While Big Ten play in college football is in full force, we figured it’s as good a time as any to talk about Big Ten play on the hardwood. With no clear-cut favorite behind Wisconsin and slew of good teams all vying for a top-four finish, this should make for one of the most exciting years in the Big Ten in recent memory. Michigan’s slate has some games they should definitely win, some they’ll most likely lose, and a whole bunch of toss-up games throughout the season. We help break down where they could win a few, drop a few and everything in between during Big Ten play.
To begin the conference season, Michigan travels to Iowa to play at Carver-Hawkeye Arena on New Year’s Day. It’s honestly bizarre to start Big Ten play on the most nationally hungover day of the year on a Sunday, and I expect both teams to come out sluggish. I mean, would you want to play your first game of the year in sub-zero temperatures in Iowa? Didn’t think so. The Hawkeyes lost a ton of talent, including stud forward Jarrod Uthoff, and I think Michigan has just enough firepower to overcome Iowa in this one.
It gets significantly easier from there, as Michigan has three winnable games at home against Penn State, Maryland and Nebraska, with a road test against Illinois sandwiched in between the Terrapins and Huskers. As you’ll see in a bit, Michigan’s schedule does them no favors going forward from this point, so hopefully the Wolverines are able to go 5-0 to this point. Nebraska should be pretty bad again, Penn State will be improved but still not great, and Maryland lost Jake Layman, Robert Carter, Rasheed Sulaimon and Diamond Stone. If Michigan can at least win four of the first five, it will provide serious momentum going forward.
Here’s where the schedule gets tricky. In their next eight games, Michigan gets Wisconsin twice, Michigan State twice, Indiana twice, and home games against Ohio State and Illinois. According to projections from Sporting News, Athlon, ESPN and Blue Ribbon, the Badgers, Spartans and Hoosiers should all finish in the top four, with Purdue coming in some combination of second or fourth according to these rankings.
The good and bad news: Michigan gets a home and home with all these teams, and get the Boilermakers at home later on in the year. These are games Michigan absolutely has to capitalize on, given how they were absolutely horrible in back-to-back home games against Indiana and Michigan State last season.
The Wolverines end their schedule with four of five road games against Minnesota, Rutgers, Northwestern and Nebraska, and the aforementioned Purdue game at home right in the middle. Again, it’s a weird scheduling job that Michigan has four extremely winnable games against potentially the very bottom of the Big Ten all on the road, especially given there’s a really good chance that at least three of these four teams will have nothing to play for except for pride at this point in the season.
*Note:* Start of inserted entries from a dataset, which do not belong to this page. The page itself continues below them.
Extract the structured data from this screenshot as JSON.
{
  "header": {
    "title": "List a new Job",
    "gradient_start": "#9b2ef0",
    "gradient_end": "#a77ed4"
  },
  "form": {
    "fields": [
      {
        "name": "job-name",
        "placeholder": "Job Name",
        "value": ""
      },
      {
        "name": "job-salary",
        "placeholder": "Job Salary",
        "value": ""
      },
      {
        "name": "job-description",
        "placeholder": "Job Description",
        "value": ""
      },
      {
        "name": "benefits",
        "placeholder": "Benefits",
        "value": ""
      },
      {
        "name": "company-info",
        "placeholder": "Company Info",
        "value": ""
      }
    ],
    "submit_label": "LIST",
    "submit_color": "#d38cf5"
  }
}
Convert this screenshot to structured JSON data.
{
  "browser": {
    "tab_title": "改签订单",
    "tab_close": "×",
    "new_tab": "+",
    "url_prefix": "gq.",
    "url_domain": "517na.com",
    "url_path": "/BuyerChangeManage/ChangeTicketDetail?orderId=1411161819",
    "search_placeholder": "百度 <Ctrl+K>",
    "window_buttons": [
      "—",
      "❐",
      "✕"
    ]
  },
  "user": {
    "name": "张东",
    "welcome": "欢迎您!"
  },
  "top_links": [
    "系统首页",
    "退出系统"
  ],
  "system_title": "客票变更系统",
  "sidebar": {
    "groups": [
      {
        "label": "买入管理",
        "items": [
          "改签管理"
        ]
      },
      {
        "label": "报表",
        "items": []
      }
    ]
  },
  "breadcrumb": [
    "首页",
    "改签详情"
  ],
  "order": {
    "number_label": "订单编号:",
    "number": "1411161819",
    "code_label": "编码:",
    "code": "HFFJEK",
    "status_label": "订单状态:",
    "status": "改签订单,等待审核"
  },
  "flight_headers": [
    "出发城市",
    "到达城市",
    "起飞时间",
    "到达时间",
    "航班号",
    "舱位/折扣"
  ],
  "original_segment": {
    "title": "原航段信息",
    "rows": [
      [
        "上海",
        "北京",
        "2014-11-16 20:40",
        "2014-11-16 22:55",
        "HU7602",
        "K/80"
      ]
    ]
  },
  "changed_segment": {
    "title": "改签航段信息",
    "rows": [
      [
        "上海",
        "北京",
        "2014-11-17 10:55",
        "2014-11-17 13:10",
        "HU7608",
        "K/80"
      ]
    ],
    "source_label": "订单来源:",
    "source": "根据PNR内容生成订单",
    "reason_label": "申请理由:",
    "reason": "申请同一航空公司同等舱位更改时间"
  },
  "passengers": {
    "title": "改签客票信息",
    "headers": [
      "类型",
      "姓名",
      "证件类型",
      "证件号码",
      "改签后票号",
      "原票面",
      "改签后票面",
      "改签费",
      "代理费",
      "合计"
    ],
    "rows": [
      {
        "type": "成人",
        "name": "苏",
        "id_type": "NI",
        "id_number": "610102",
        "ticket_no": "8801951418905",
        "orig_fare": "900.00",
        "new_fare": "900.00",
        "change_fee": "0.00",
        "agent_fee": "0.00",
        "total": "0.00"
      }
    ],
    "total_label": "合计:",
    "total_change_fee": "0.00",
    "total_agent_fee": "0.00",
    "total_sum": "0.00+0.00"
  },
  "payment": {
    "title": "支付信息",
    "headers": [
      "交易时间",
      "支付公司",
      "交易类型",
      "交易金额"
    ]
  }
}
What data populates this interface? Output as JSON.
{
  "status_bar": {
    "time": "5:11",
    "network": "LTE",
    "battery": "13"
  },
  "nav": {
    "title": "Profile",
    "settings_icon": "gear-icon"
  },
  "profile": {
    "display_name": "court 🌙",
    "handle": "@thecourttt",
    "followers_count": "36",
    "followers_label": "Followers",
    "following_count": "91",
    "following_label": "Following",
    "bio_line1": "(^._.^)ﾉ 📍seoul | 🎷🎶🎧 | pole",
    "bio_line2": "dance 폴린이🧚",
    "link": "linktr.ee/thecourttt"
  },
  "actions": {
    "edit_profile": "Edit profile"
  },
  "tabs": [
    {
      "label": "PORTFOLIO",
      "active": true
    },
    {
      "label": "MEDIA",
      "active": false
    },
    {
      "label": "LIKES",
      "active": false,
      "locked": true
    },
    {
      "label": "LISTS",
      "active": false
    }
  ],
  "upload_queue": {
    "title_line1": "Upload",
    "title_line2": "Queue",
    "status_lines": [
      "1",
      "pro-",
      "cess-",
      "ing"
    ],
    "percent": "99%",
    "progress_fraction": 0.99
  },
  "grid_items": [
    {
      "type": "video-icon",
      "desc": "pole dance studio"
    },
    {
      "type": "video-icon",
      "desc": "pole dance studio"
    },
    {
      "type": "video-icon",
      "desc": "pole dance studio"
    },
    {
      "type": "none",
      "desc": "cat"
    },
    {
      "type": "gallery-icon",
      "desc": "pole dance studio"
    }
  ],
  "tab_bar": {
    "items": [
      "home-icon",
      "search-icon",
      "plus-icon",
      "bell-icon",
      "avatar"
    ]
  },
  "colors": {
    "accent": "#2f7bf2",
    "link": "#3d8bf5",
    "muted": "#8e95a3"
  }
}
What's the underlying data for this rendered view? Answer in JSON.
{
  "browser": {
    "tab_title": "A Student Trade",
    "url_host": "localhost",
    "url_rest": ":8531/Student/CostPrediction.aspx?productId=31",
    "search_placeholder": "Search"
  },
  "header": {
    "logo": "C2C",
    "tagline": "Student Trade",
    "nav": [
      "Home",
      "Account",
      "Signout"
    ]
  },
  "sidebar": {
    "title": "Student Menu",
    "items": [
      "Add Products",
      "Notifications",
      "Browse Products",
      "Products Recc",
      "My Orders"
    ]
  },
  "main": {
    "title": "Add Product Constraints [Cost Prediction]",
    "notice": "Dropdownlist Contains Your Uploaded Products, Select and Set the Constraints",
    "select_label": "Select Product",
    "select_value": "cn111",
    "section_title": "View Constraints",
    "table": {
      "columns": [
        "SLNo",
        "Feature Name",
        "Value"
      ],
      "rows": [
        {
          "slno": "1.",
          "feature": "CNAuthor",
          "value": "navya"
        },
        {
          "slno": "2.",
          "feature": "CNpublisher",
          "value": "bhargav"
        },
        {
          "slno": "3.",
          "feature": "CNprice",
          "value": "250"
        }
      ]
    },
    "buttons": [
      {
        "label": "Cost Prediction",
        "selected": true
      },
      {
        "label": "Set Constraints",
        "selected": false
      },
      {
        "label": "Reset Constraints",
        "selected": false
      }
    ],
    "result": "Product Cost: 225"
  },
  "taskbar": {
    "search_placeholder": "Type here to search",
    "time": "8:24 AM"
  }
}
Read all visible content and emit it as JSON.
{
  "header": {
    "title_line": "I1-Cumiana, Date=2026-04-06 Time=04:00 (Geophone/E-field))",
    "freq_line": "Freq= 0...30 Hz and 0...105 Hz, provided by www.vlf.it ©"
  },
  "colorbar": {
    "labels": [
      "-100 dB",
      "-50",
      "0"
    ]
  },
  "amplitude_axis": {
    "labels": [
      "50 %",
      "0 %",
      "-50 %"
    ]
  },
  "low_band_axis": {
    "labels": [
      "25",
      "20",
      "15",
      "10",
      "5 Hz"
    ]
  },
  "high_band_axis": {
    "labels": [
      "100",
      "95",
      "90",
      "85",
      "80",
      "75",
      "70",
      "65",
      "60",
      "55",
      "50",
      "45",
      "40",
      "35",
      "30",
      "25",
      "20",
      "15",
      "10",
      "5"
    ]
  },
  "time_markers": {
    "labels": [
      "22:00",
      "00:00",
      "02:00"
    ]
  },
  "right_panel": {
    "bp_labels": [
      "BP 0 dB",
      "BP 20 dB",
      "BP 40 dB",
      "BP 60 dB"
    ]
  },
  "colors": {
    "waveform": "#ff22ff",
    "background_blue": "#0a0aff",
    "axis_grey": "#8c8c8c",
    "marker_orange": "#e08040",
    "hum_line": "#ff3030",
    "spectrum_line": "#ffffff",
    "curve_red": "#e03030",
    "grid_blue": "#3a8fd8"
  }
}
This has the potential to be an easier game if said team lets up, but also could be a point of pride to beat Michigan and try to derail their NCAA Tournament hopes.
Overall, the only way to look at this schedule is in three bite-sized chunks. Over the course of 18 games, it’s simply not fair to look at one stretch of games and come to a conclusion about this team, especially given how erratic Michigan’s play has been over the last two seasons. With that being said, the total imbalance in the schedule means this is true this season more than in recent years.
Looking at the first third, Michigan realistically should win all five of these games, especially given that both Maryland and Iowa are considerably down compared to recent years. In the second part, if Michigan can go 3-5 or 4-4, that would provide a major boost down the stretch, especially considering really difficult road tests in Madison, East Lansing and Bloomington played in less than one month. The final third will ultimately make or break Michigan’s season, with another five very winnable games, including four road tests that are must-wins so they don’t end up as killer blemishes on Michigan’s resume.
Given the overall fairness of Michigan’s schedule, it’s not unreasonable to think this team can win 12 or 13 Big Ten games not because they’re such a talented team, but simply because they can pick up wins against weaker teams that won’t be playing deep into March. Nebraska twice, Rutgers twice, Illinois twice, Northwestern, Minnesota and Penn State are games Michigan should absolutely win. That’s nine wins right there, and with a slew of good Big Ten teams coming to Crisler, this team will have ample chances for some great wins. Here’s to hoping it’s enough to impress the committee come March.